▶ _Problem requirements_:
Read through the lines below for the string "label" and copy each one that has it.

___ Data for this task

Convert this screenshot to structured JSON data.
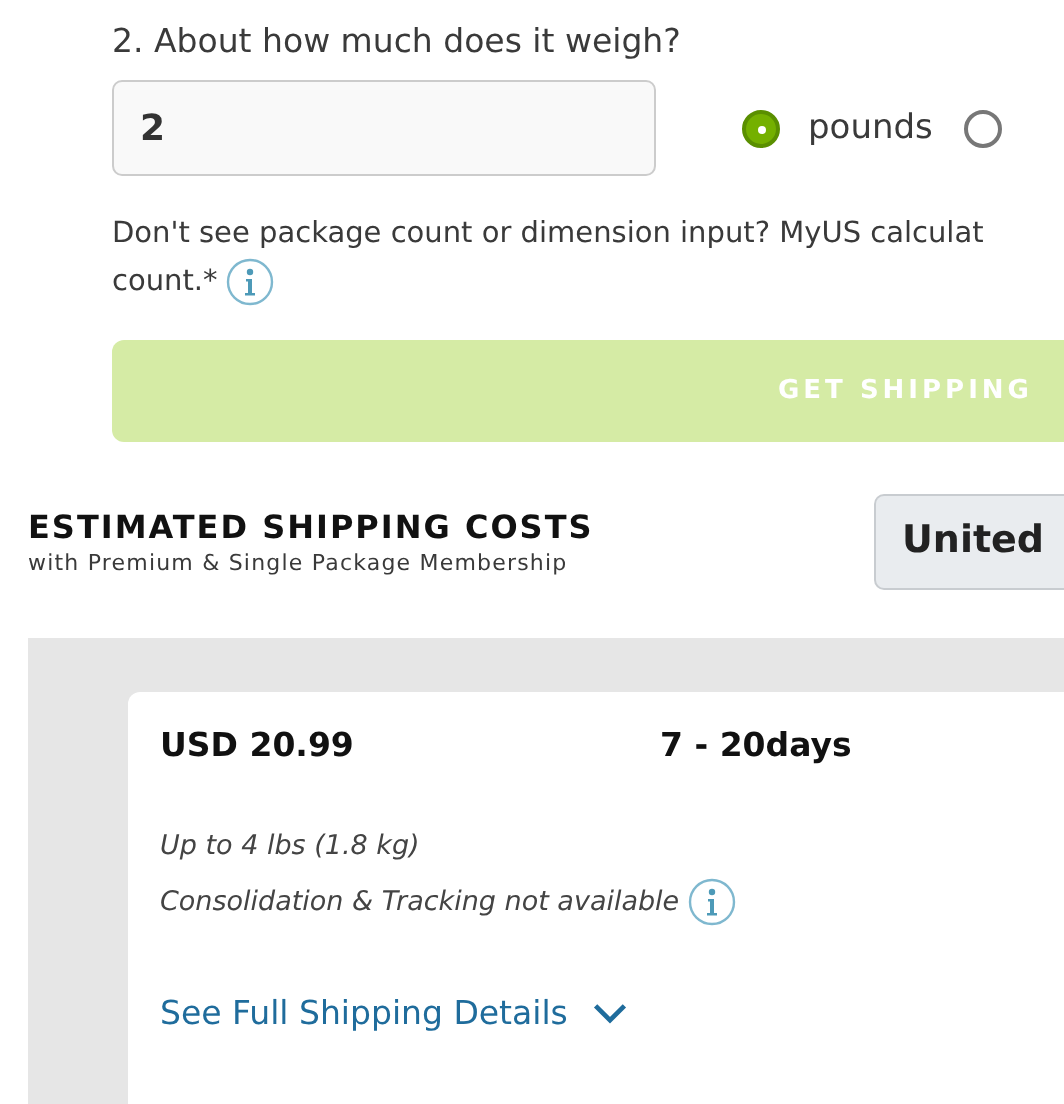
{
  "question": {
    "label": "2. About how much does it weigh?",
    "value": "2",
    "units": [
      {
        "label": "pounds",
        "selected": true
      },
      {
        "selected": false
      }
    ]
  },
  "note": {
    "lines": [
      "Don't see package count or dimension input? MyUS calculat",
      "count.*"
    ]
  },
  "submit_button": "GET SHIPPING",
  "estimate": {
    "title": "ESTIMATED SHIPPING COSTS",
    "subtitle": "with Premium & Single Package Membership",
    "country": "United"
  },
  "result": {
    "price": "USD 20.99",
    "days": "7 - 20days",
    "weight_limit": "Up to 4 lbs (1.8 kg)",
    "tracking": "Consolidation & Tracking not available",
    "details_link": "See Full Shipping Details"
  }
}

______

▶ _Solved problem_:
    "label": "2. About how much does it weigh?",
        "label": "pounds",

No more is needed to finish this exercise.